A role model - what is that actually?
“Role models,” explains Mahdis Gharaei, “do motivate me to improve my own behaviour, develop myself further and inspire me to implement something that I may have only dreamed of up to now.” She does not consider calling a single person a role model to be effective . “Every person has certain qualities, skills and values that I consider exemplary. In my career I have seen a number of people in influential positions who do not represent my values, but there were also some qualities in them that I of course considered to be admirable and worth striving for. "

Especially when it comes to equality, the relevance of role models is often emphasized. Do they really play such a central role?
"Role models can influence how we develop and perceive certain role models," explains Mahdis Gharaei. The fact is that - unfortunately - gender-specific stereotypes and unconscious prejudices still persist in the minds of many.  


I really believe in the concept of 'What you can see, you can be' and I think that many underestimate their own role model effect and are not aware that their behaviour and way of life can inspire others. 

And in terms of male role models? Are these as important as women?
This answer comes clear and firm: “Absolutely! If not more important! At the moment, men are still largely in decision-making positions in economic life and have immense power in so many industries when it comes to shaping companies and jobs. In my opinion, every man should stand up for equality, because it benefits all of us! ”Equality is not about discriminating against a group, but rather giving everyone in society a chance and the opportunity to participate. "The complex challenges that lie ahead of us simply require a wide variety of perspectives to solve them."

Speaking about companies: How can they contribute when it comes to setting a good example?
“Role models in companies should reflect our society and luckily it is colourful and diverse. It is important for companies to demonstrate this diversity by using a wide variety of role models and to create an inclusive organizational culture that allows employees to develop their full potential.”  


Especially for Generation Y, who will make up 75% of our working world by 2030, diversity, along with flexibility and a good leadership and feedback culture, is one of the decisive factors in choosing a company. 

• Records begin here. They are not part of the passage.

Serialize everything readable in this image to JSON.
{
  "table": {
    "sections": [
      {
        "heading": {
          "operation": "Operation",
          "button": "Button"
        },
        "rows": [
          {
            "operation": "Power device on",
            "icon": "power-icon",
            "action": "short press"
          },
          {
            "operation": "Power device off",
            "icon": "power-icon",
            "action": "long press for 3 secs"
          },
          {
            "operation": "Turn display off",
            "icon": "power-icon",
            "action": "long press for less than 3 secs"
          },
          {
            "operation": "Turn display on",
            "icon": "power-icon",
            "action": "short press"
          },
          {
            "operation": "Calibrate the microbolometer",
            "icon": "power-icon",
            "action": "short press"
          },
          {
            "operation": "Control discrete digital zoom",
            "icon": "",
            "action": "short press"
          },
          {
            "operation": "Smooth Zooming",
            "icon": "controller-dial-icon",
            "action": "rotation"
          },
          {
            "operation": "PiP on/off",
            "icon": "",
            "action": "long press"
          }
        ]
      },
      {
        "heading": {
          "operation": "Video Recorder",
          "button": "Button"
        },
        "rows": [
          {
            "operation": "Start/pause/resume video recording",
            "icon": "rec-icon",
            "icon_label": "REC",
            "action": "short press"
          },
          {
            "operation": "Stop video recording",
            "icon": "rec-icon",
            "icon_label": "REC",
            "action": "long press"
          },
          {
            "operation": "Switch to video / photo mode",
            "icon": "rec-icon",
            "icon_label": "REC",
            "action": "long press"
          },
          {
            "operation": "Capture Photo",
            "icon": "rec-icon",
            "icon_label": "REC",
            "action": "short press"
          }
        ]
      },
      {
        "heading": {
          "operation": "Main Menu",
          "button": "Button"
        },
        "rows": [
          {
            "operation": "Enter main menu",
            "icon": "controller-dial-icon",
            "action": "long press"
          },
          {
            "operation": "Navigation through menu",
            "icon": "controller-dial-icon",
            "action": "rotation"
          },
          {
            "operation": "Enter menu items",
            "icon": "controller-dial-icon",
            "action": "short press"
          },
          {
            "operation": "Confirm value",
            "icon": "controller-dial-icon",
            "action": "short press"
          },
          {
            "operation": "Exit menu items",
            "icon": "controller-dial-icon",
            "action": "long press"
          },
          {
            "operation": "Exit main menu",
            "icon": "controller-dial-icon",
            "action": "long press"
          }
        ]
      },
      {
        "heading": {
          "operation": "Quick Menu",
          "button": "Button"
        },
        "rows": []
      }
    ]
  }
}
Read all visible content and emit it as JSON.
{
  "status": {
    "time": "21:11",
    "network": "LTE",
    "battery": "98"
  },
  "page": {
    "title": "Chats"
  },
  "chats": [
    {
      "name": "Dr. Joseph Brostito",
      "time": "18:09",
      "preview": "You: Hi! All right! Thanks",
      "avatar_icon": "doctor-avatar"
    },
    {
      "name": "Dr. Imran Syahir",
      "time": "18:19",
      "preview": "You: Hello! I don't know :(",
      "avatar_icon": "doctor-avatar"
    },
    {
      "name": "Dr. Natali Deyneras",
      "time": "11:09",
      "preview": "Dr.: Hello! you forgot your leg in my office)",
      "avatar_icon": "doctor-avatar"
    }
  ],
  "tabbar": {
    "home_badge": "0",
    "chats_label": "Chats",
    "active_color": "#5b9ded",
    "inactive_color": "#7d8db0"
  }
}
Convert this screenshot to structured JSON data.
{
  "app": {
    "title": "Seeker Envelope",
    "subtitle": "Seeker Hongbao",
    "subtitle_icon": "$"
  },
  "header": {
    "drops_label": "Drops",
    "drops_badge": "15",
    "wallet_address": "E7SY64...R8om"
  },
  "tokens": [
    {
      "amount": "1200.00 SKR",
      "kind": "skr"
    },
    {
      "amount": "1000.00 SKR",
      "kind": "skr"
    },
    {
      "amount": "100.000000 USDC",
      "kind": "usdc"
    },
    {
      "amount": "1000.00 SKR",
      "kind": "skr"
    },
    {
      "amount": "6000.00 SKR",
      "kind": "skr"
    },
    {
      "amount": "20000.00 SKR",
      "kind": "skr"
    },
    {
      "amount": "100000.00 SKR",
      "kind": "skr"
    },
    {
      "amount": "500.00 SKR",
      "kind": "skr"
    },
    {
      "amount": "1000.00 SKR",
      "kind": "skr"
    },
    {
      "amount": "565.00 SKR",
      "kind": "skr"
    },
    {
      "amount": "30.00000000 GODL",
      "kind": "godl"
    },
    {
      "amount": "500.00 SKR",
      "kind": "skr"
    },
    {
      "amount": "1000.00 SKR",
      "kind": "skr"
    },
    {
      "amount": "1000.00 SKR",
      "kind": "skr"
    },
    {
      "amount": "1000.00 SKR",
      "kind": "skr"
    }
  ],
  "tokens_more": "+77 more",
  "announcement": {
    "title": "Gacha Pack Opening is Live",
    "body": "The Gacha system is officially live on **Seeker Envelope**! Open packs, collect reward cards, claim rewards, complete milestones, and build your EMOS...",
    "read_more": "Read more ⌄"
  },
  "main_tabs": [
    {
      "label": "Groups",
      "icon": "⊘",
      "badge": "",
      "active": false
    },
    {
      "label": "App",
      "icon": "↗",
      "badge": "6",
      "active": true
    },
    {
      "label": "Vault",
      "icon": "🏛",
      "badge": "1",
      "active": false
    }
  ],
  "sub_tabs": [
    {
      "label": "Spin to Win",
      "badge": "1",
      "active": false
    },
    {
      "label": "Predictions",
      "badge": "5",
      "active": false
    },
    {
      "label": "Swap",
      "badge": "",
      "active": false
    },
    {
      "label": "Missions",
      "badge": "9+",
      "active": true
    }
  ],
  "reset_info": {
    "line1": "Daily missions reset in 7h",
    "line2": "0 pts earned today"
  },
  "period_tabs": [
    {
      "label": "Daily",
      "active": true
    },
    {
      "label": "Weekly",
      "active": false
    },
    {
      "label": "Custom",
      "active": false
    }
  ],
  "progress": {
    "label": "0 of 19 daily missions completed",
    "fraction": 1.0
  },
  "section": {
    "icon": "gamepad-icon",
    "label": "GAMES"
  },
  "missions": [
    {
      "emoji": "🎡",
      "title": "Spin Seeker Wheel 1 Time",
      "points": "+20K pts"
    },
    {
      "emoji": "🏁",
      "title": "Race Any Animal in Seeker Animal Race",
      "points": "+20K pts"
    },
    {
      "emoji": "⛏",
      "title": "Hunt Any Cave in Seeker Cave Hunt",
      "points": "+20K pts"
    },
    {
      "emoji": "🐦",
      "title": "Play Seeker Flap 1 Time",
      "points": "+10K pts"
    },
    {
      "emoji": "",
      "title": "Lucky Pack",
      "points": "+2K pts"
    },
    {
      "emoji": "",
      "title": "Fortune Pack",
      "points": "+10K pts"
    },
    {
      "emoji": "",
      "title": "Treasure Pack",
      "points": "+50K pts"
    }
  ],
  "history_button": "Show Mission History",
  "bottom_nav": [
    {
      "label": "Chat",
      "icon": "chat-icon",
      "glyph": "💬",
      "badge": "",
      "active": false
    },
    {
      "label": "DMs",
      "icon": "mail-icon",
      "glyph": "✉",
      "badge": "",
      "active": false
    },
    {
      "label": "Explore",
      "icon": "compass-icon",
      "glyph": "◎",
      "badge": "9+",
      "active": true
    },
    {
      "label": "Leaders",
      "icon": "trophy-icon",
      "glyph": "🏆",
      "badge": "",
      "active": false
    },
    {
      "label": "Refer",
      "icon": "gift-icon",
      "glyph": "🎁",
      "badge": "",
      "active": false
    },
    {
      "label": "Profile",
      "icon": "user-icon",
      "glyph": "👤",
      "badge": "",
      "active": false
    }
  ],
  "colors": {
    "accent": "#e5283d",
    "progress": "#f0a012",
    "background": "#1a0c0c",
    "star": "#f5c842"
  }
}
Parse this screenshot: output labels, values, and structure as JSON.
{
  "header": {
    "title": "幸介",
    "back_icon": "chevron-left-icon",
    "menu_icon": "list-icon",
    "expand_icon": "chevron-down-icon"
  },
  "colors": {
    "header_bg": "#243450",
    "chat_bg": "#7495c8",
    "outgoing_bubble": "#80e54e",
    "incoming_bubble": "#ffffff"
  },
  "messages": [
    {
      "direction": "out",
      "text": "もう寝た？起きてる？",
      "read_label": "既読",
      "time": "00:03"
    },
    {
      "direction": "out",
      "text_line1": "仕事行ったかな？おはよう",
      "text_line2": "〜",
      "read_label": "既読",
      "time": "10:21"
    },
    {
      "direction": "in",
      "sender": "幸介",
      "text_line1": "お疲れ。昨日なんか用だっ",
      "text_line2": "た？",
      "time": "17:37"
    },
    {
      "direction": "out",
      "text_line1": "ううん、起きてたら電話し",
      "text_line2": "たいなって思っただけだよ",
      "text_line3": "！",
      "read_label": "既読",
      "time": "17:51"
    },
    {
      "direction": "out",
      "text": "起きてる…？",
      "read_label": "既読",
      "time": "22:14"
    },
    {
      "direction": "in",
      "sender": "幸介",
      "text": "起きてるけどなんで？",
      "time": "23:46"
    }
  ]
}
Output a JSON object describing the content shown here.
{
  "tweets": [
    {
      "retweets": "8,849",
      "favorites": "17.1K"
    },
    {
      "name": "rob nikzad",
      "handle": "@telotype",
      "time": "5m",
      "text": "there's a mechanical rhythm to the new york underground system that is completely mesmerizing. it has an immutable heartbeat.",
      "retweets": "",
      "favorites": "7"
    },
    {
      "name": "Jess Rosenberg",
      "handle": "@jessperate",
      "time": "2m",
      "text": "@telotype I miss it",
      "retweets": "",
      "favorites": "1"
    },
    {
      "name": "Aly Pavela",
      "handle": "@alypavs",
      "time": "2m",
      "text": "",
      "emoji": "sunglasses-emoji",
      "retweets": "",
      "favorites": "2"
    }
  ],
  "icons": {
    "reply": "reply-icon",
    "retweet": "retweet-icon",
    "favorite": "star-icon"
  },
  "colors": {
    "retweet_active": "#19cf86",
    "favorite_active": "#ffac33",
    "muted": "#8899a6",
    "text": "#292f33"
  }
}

Last but not least: What can I do myself - whether man or woman - to set a good example?
Here our conversation partner refers – with a little wink – to a personal experience: “I had an important insight last year when I turned 30. Namely, that I am my most important role model myself. Despite my young age, I have already held privileged positions with a lot of responsibility and therefore mostly stood out as ‘different’ or ‘something that has not existed before’ - both in terms of my age and gender, as well as my origin.” The credo of the power woman with Persian roots is therefore: "If you don't see any role models in your dream position with whom you can identify - just be the person you would have needed yourself when you were younger."

Find out more about our partnership with “the female factor” here.